Liu Biao had two sons – Liu Qi and Liu Cong – born to his first wife. The younger one, Liu Cong, married a niece of Cai Mao's sister Lady Cai, so the Cai family favoured him and wanted him to succeed Liu Biao as the Governor of Jing Province in the future even though Liu Qi, being the elder son, should be the rightful successor. In 208, Cai Mao and Liu Biao's maternal nephew Zhang Yun (張允) plotted to harm Liu Qi. When Liu Cong heard about it, he found an excuse to leave Xiangyang and be the Administrator of Jiangxia Commandery. After Liu Biao's death later that year, Liu Cong became the new Governor of Jing Province with support from the Cai family.

In late 208, when the warlord Cao Cao, who controlled the Han central government and the figurehead Emperor Xian, led an army south to attack Jing Province, Cai Mao, Kuai Yue, Zhang Yun and others managed to persuade Liu Cong to surrender to Cao Cao. As Cai Mao had known Cao Cao since their younger days,[1] Cao Cao treated him well and even visited his home. From then on, Cai Mao served under Cao Cao and subsequently held the following positions in Cao Cao's administration: Assistant Officer of the Household (從事中郎), Major (司馬) and Changshui Colonel (長水校尉). He was also enfeoffed as the Marquis of Hanyang Village (漢陽亭侯).

In Romance of the Three Kingdoms[edit]

In the 14th-century historical novel Romance of the Three Kingdoms, Cai Mao is cast as a minor villain of sorts alongside Liu Biao's maternal nephew Zhang Yun (張允). Both of them are said to be highly skilled and experienced in naval warfare, having served as the commanders of Jing Province's naval forces. In the novel, Cai Mao is also a maternal uncle of Liu Biao's younger son Liu Cong because Liu Cong's mother is Lady Cai (Cai Mao's sister). In 208, after Liu Biao dies, Cai Mao, Lady Cai and Zhang Yun go against his final wish by supporting Liu Cong to be the new Governor of Jing Province. Later that year, Cai Mao urges Liu Cong to surrender to Cao Cao, who has led a massive army to invade Jing Province. Cao Cao accepts the surrender and allows Cai Mao and Zhang Yun to continue leading the naval forces.
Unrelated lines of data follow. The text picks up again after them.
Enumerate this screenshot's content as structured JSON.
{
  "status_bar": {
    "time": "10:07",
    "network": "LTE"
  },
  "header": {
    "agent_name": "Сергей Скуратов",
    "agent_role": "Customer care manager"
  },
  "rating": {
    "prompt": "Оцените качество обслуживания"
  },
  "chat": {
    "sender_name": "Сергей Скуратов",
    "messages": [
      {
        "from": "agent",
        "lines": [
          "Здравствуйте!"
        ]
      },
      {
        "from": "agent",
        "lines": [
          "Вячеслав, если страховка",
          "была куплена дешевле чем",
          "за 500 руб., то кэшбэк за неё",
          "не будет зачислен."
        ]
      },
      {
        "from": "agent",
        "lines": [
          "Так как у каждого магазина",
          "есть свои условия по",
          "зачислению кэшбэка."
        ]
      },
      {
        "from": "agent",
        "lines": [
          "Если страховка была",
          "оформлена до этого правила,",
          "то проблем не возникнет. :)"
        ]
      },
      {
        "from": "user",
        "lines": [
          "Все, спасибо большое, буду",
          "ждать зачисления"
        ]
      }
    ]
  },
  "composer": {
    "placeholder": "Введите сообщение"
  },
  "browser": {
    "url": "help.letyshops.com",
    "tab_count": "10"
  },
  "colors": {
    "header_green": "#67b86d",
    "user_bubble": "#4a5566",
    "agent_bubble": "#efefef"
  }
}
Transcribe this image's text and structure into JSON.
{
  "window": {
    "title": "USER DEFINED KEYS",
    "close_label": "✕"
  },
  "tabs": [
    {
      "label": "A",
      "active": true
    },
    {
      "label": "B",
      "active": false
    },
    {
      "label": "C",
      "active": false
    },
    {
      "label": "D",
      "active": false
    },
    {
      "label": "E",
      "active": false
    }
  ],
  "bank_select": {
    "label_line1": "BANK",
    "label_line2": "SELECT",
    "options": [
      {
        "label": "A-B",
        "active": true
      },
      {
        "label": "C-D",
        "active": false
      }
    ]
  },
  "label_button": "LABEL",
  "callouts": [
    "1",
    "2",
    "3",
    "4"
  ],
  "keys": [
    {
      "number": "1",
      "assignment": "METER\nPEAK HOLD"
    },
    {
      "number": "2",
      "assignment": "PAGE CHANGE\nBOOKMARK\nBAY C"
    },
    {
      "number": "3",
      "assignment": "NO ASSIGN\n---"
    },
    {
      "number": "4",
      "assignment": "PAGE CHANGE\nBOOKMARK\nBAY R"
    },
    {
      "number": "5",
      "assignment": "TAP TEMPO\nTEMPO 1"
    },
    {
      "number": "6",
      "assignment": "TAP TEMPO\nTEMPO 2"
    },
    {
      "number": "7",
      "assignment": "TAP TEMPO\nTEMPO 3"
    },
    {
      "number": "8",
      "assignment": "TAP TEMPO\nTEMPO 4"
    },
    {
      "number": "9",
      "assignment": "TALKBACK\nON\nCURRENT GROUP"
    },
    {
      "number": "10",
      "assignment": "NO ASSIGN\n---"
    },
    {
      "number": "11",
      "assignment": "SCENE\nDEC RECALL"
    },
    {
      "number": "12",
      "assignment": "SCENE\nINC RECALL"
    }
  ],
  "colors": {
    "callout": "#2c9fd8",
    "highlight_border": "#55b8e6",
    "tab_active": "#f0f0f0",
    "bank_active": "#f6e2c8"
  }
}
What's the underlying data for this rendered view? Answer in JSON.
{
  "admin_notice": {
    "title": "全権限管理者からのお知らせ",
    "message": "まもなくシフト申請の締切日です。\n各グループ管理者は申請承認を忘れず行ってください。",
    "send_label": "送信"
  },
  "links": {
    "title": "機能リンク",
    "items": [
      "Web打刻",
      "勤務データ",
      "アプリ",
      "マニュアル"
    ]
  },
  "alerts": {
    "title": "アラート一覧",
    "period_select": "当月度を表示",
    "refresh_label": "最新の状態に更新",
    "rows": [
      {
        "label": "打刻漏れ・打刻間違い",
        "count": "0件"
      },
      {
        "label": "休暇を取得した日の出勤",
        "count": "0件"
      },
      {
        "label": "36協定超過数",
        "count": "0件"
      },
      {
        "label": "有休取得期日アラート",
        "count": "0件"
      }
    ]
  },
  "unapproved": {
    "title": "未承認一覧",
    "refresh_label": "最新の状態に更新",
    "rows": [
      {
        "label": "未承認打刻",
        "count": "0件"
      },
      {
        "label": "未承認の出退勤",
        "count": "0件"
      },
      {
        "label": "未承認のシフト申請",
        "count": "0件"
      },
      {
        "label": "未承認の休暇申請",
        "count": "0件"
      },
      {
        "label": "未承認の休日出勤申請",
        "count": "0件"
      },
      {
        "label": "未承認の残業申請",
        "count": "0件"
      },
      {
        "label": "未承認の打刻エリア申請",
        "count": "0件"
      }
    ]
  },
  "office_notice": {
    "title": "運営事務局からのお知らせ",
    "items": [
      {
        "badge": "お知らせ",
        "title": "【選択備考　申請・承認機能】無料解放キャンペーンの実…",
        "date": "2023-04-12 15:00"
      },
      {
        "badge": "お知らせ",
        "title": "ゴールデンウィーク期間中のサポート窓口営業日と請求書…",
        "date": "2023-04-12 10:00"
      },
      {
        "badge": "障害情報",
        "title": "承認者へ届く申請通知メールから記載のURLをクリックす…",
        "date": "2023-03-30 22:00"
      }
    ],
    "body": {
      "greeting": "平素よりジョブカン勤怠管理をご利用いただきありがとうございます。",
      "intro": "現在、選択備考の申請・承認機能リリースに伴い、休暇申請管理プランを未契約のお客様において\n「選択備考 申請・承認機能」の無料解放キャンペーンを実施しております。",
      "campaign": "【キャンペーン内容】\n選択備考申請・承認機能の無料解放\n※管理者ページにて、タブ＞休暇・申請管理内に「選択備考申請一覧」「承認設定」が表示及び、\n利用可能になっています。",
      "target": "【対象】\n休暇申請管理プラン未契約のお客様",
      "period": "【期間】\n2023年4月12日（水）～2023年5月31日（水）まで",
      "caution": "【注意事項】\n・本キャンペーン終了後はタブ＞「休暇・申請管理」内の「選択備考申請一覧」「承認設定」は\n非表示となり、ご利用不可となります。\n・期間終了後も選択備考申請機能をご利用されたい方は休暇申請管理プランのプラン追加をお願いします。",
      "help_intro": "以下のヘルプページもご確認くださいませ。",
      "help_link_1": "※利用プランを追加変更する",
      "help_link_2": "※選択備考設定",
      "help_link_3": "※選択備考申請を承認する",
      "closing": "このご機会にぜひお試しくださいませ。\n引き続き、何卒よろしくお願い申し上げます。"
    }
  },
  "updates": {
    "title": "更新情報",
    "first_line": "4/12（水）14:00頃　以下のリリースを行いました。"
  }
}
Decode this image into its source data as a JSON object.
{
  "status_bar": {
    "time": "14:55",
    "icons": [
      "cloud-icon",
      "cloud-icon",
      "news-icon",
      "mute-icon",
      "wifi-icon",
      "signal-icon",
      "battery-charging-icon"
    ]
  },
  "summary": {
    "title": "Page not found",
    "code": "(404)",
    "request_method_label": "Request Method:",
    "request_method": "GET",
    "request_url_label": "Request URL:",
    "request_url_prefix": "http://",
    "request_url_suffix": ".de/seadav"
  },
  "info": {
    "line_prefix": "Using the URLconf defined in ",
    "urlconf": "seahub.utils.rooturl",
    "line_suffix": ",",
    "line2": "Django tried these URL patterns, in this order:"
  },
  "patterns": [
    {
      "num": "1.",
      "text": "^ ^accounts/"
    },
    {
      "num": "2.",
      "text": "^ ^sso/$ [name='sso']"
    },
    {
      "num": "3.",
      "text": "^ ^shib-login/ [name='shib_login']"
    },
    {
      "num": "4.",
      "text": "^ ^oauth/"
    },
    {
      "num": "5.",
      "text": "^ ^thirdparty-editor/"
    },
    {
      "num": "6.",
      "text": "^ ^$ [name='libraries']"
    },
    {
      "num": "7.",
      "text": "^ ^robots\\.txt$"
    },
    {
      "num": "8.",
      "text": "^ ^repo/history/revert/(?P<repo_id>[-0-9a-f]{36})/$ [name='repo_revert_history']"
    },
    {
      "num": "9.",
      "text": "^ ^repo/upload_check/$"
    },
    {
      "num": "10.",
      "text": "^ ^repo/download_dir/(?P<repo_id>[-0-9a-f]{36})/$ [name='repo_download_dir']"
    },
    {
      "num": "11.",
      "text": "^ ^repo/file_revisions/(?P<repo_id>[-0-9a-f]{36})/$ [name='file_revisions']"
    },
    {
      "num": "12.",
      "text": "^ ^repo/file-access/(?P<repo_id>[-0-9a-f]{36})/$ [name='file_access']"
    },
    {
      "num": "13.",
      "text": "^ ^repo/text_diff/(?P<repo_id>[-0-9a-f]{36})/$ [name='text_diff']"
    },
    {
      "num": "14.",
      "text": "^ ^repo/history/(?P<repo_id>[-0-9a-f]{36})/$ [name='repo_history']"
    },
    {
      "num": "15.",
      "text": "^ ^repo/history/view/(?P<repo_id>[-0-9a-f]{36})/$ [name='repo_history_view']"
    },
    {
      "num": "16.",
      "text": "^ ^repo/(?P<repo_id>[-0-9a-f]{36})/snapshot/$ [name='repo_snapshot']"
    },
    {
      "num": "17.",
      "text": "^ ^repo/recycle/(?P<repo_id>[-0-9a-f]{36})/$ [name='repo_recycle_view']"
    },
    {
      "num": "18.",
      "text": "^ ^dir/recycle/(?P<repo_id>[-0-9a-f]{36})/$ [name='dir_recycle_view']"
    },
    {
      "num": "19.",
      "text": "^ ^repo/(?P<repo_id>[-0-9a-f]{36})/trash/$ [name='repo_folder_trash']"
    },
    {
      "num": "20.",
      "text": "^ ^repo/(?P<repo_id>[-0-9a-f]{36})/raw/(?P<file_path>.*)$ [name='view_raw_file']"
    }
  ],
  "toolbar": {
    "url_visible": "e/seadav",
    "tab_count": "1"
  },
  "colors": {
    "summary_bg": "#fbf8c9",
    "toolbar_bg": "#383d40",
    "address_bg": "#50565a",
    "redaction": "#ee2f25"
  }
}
In the opening stages of the Battle of Red Cliffs in the winter of 208–209, Cai Mao and Zhang Yun lead Cao Cao's naval forces into battle against Sun Quan's navy, which is led by Zhou Yu. After losing in the initial skirmishes, Cai Mao and Zhang Yun suggest to Cao Cao to link all his battleships with iron chains to improve stability and reduce the chances of the soldiers falling seasick from all the rocking while sailing on the river. When Zhou Yu hears about it, he uses a scheme to trick Jiang Gan into believing that Cai Mao and Zhang Yun are planning to betray Cao Cao and defect to Sun Quan's side. Jiang Gan returns to Cao Cao with a fake letter as evidence of Cai Mao and Zhang Yun's "treachery". Cao Cao falls for the ruse and orders Cai Mao and Zhang Yun to be executed. Although he realises his mistake later, it is too late already.

See also[edit]

Notes[edit]

  1. ^ Huang Chengyan and his wife gave birth to a daughter, who married Zhuge Liang.
  2. ^ Not to be confused with Cai Wenji, who is also known as Cai Yan.

References[edit]

  1. ^ a b de Crespigny (2007), p. 28.
  • Chen, Shou (3rd century). Records of the Three Kingdoms (Sanguozhi).
  • de Crespigny, Rafe (2007). A Biographical Dictionary of Later Han to the Three Kingdoms 23-220 AD. Leiden: Brill. ISBN 9789004156050.
  • Pei, Songzhi (5th century). Annotations to Records of the Three Kingdoms (Sanguozhi zhu).
  • Sima, Guang (1084). Zizhi Tongjian.